Therefore, if you want to take a shorter route to being more survivable, multiclassing can be a way to unlock better armor, bigger hit dice, and other survivability-based features.
Rogue Multiclass Builds
Hopefully, the advice we’ve given above should be enough that you can tackle the process of building any sort of rogue multiclass you think sounds cool.
To show you what a rogue multiclass build might look like, we’ve put together a few examples.
Fighters, like rogues, get a lot of really powerful abilities and features in their first few levels, which makes them excellent multiclass candidates.
Just three levels in fighter will give you Second Wind (for a much needed survivability boost), a fighting style (I like dueling for an extra +2 damage or defense for more survivability), Action Surge (remember how I said the biggest problem rogues have is not enough time? Once per short rest, Action Surge solves that), and a Martial Archetype.
Speaking of martial archetypes, let’s talk about some of the best Fighter subclasses to pair with rogues.
Easily my favorite fighter subclass, the Battle Master gains access to a suite of maneuvers that can give you a bunch of new ways to control the battlefield, disable enemies, and reliably deal extra damage.
Take Trip Attack to knock enemies prone for free Sneak Attack Damage or Feinting Attack for the same.
Played by itself, this fighter subclass is a bit of a snoozefest. It’s very passive with abilities that largely center on increasing your chance to crit.
Hey, you know who already has a bunch of active abilities and loves to crit? Rogues. Say hello to rolling those Sneak Attack damage dice twice.
A highly offense-focused fighter subclass that’s all about giving itself as many attacks as possible with advantage — basically as many ways as you could ever want to ensure the highest possible chance of applying your Sneak Attack damage every single round.
Double Sneak Attack
I should also mention that the fighter/rogue combo is, as far as I know, one of the rare ways you can apply your Sneak Attack damage twice in a single round of combat.
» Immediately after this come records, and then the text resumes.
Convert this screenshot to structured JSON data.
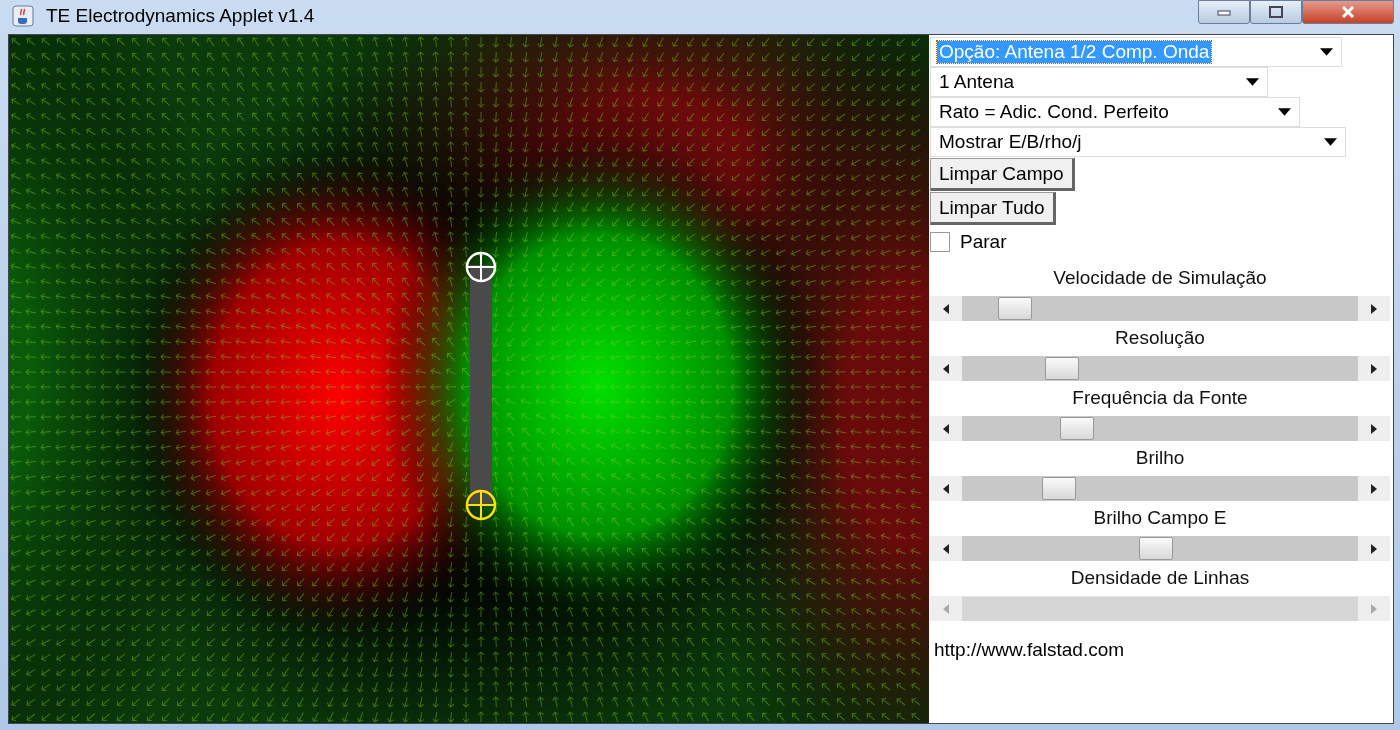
{
  "window": {
    "title": "TE Electrodynamics Applet v1.4"
  },
  "dropdowns": [
    {
      "value": "Opção: Antena 1/2 Comp. Onda",
      "focused": true
    },
    {
      "value": "1 Antena",
      "focused": false
    },
    {
      "value": "Rato = Adic. Cond. Perfeito",
      "focused": false
    },
    {
      "value": "Mostrar E/B/rho/j",
      "focused": false
    }
  ],
  "buttons": [
    "Limpar Campo",
    "Limpar Tudo"
  ],
  "checkbox": {
    "label": "Parar",
    "checked": false
  },
  "sliders": [
    {
      "label": "Velocidade de Simulação",
      "level": 0.1,
      "disabled": false
    },
    {
      "label": "Resolução",
      "level": 0.23,
      "disabled": false
    },
    {
      "label": "Frequência da Fonte",
      "level": 0.27,
      "disabled": false
    },
    {
      "label": "Brilho",
      "level": 0.22,
      "disabled": false
    },
    {
      "label": "Brilho Campo E",
      "level": 0.49,
      "disabled": false
    },
    {
      "label": "Densidade de Linhas",
      "disabled": true
    }
  ],
  "link": "http://www.falstad.com"
}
Allow me to explain.
Sneak Attack damage can only be applied “once per turn.” Because a turn is different than a round, Action Surge allows you to Ready an attack to trigger on an enemy’s turn rather than your own.
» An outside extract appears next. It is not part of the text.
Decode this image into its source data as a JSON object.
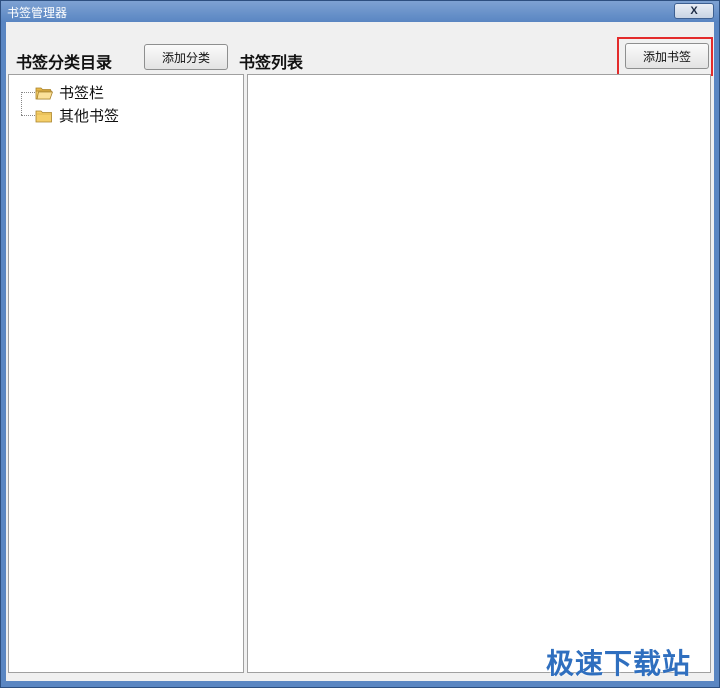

This lets you use Sneak Attack twice per round because Sneak Attack can theoretically trigger more than once per round as long as it’s not more than once per turn.
While they might seem ideologically opposed to one another — not to mention very much the inverse of one another in terms of general vibe — rogues and clerics make an excellent pairing when it comes to multiclass builds.
They bring the versatility of spellcasting to the rogue along with effectively choosing their subclass (divine domain) at 1st level.
Considering most multiclass dips require you to slog through two levels of generic-brand class before you get to the more unique stuff, this is highly appealing.
Options like the Knowledge Domain cleric will let you pad out your insane roster of skills even further (a style of play that pairs nicely with the Phantom roguish archetype).
Also, if you want to dish out insane amounts of damage, the Grave Domain cleric has a 2nd-level feature that lets you effectively inflict double damage.
Pair this with a high-level Assassin rogue, and you can throw out some truly disgusting damage every single turn.
Rogues and rangers are a match made in mechanical heaven. Both can be designed to focus almost exclusively on ranged attacks as well as exploration (both in and out of the dungeon).
The Scout rogue is the obvious choice here, although the Swashbuckler’s emphasis on self-sufficient melee combat also isn’t a bad choice.
Also, the Gloom Stalker ranger subclass with its ability to become invisible in dim light from Umbral Sight and extra damage and attacks on the first round of combat via Dread Ambusher.